Exercise » The whole listing, apart from its images, should be restated word for word.
[The records Boundary: Start]
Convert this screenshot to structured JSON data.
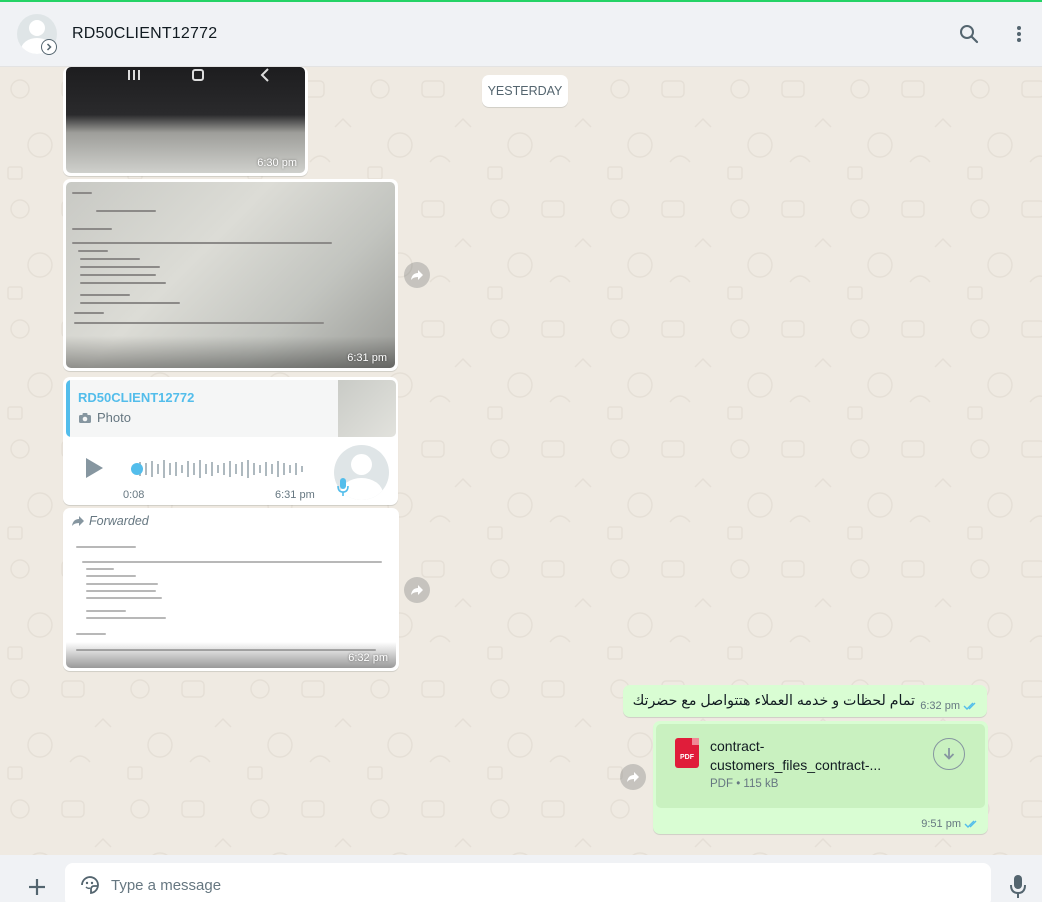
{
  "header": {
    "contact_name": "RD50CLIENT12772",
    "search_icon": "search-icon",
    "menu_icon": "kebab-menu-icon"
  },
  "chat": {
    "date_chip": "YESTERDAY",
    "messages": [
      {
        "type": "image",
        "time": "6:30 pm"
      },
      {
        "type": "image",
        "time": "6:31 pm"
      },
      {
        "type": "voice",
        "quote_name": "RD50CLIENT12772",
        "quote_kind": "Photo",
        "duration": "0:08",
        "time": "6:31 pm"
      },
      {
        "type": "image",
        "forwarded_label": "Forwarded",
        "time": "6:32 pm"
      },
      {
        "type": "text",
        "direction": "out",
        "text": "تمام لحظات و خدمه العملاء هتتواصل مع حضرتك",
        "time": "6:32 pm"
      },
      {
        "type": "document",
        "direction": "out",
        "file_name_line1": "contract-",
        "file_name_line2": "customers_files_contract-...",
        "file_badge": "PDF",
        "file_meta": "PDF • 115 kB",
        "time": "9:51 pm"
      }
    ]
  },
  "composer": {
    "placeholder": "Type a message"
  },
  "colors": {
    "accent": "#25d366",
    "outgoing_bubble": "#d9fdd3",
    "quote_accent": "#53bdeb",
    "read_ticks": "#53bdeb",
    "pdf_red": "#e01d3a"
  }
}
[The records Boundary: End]
Exercise output »
Convert this screenshot to structured JSON data.
{
  "header": {
    "contact_name": "RD50CLIENT12772",
    "search_icon": "search-icon",
    "menu_icon": "kebab-menu-icon"
  },
  "chat": {
    "date_chip": "YESTERDAY",
    "messages": [
      {
        "type": "image",
        "time": "6:30 pm"
      },
      {
        "type": "image",
        "time": "6:31 pm"
      },
      {
        "type": "voice",
        "quote_name": "RD50CLIENT12772",
        "quote_kind": "Photo",
        "duration": "0:08",
        "time": "6:31 pm"
      },
      {
        "type": "image",
        "forwarded_label": "Forwarded",
        "time": "6:32 pm"
      },
      {
        "type": "text",
        "direction": "out",
        "text": "تمام لحظات و خدمه العملاء هتتواصل مع حضرتك",
        "time": "6:32 pm"
      },
      {
        "type": "document",
        "direction": "out",
        "file_name_line1": "contract-",
        "file_name_line2": "customers_files_contract-...",
        "file_badge": "PDF",
        "file_meta": "PDF • 115 kB",
        "time": "9:51 pm"
      }
    ]
  },
  "composer": {
    "placeholder": "Type a message"
  },
  "colors": {
    "accent": "#25d366",
    "outgoing_bubble": "#d9fdd3",
    "quote_accent": "#53bdeb",
    "read_ticks": "#53bdeb",
    "pdf_red": "#e01d3a"
  }
}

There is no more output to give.